GKM: This white paper opened my eyes to so many concerning statistics. I was shocked to learn how many people with non-apparent disabilities end up being expelled from school and ultimately incarcerated. How did we as a country get to this point?

KK: The study really shows how systemic this issue is. There was a federal legislation that passed back in 1994, the Gun-Free Schools Act, that was created even before the Columbine shootings. The Intent of the legislation was to eliminate presence of guns in schools. Unfortunately, it introduced a Zero Tolerance policy for school discipline and the result of this is a discipline practice that disproportionately punishes non-criminal, non-violent behavior issues. After the Columbine shootings, many schools hired resource officers—that is, police officers, who did not necessarily know how to treat children with disabilities.

GKM: I was very shocked to see how the paper traces these issues to very young children.

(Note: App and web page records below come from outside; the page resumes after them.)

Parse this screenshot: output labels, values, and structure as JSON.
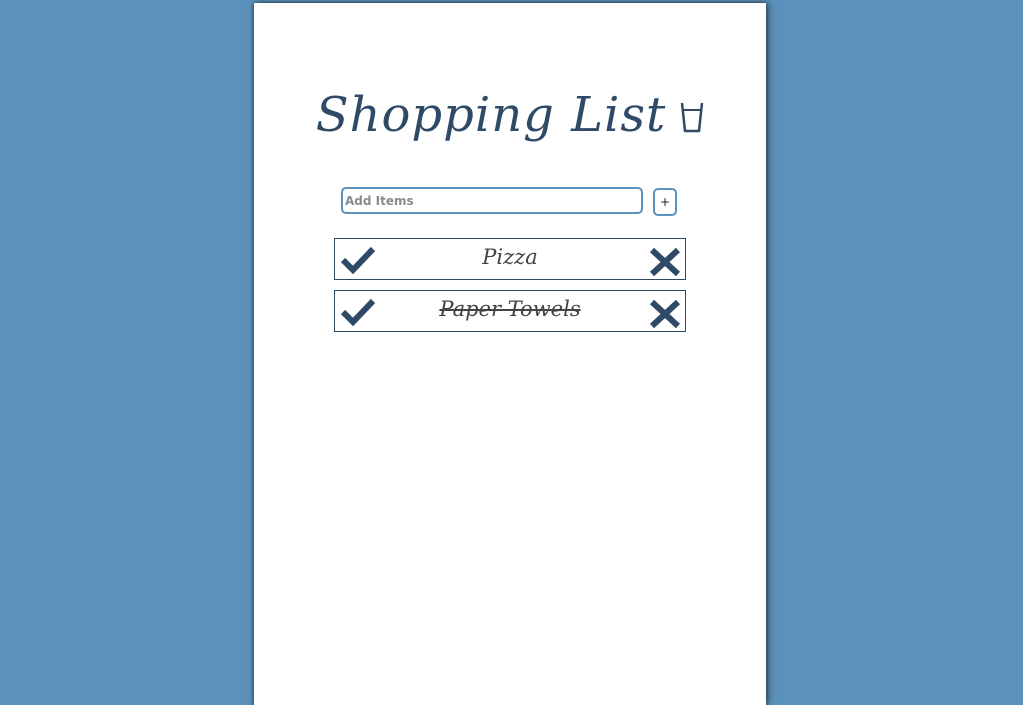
{
  "header": {
    "title": "Shopping List",
    "icon": "cup-icon"
  },
  "add_form": {
    "placeholder": "Add Items",
    "value": "",
    "button_label": "+"
  },
  "items": [
    {
      "label": "Pizza",
      "completed": false
    },
    {
      "label": "Paper Towels",
      "completed": true
    }
  ],
  "colors": {
    "background": "#5b91ba",
    "paper": "#ffffff",
    "accent": "#2f4a66",
    "input_border": "#5b91ba"
  }
}
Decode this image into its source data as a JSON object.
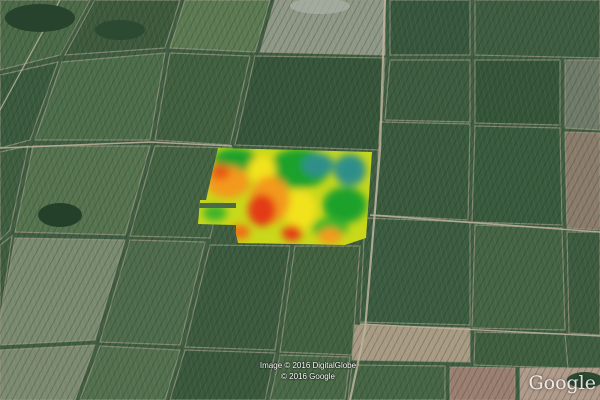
{
  "map": {
    "view": "satellite-oblique",
    "attribution_line1": "Image © 2016 DigitalGlobe",
    "attribution_line2": "© 2016 Google",
    "logo_text": "Google"
  },
  "overlay": {
    "type": "yield-heatmap",
    "palette": {
      "high": "#2e8f8a",
      "good": "#1aa12b",
      "mid": "#9ed419",
      "medium": "#f2e21c",
      "lowish": "#f39a1b",
      "low": "#e33a16"
    }
  },
  "colors": {
    "field_dark": "#34533a",
    "field_mid": "#4a6b47",
    "field_light": "#6a8361",
    "bare_soil": "#a28f7a",
    "road": "#b5ad9a"
  }
}
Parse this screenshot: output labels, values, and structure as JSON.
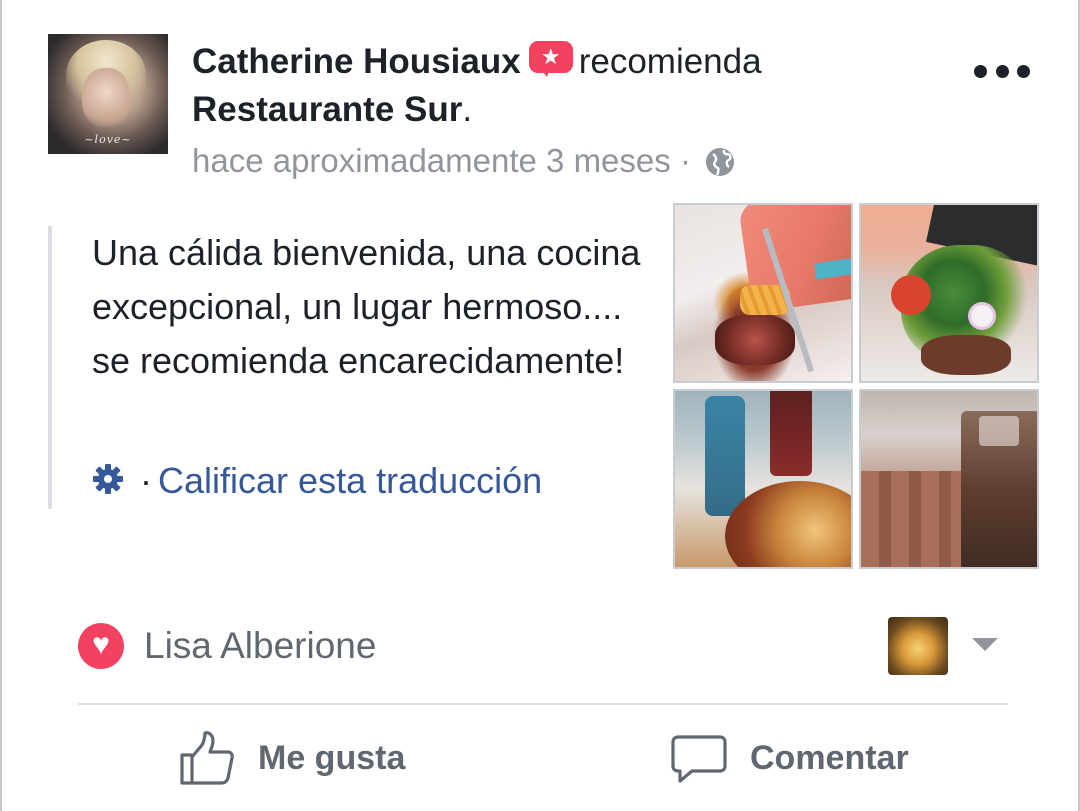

KK: Yes, we show how many children, even in pre-K, are being kicked out of school because of behavior issues. Preschools aren’t mandated to be inclusive by federal law, so a child may have ADHD or another disability that impacts behavior and they may end up being kicked out of the school. Research shows that being expelled early on and not being socialized with peers is correlated with being expelled later on.

GKM: It’s clear that so many systemic changes need to be made to help support these children and their families—and clear that it will take time for those changes to be implemented. What can parents and educators do now to support their children?

KK: It’s difficult, but we do have some recommendations for what people can do now—even as we call for systemic changes in our education systems.

If you’re a teacher:

  • Be trauma-informed, so that you can help students impacted by loss, abuse and illness. Trauma can and does lead to learning disabilities and will impact children who don’t have the necessary supports to overcome adverse experiences.
  • Remember that misbehavior is not a character flaw…misbehavior is communication that means the child needs help. Teaching is an incredibly demanding job—it can be hard not to take misbehavior personally. When children receive the supports that they need, it improves the classroom environment for everyone.

If you are a school resource officer:

If you are a parent:

  • Know what RIGHTS your child has…and advocate for them. If you think your child may have a non-apparent disability and may need extra support, you can request from the school district that they be tested.
  • If your child has a diagnosis, you have the right to get the supports for your child through his/her school.

GKM: Can you share an example of school that has changed their discipline approach and experienced success?

KK: Yes! One example of breaking this cycle is a school called the Harlem Children’s Zone. This school took a holistic approach to supporting students and their families, including providing after school tutors, childcare, and other supports for families. The changes that this school made worked, with much better outcomes for students.

Creating supports that students need is not cheap in the short run, but we have to consider that incarcerating youth costs about 10 times as much as educating them. There is an incredible return on investment when we invest in our children.

About the Ruderman Family Foundation

The Ruderman Family Foundation is an internationally recognized organization, which advocates for the full inclusion of people with disabilities in our society. The Foundation supports effective programs, innovative partnerships and a dynamic approach to philanthropy in advocating for and advancing the inclusion of people with disabilities throughout the United States and the world.

The Ruderman Family Foundation believes that inclusion and understanding of all people is essential to a fair and flourishing community and imposes these values within its leadership and funding.

For more information, please visit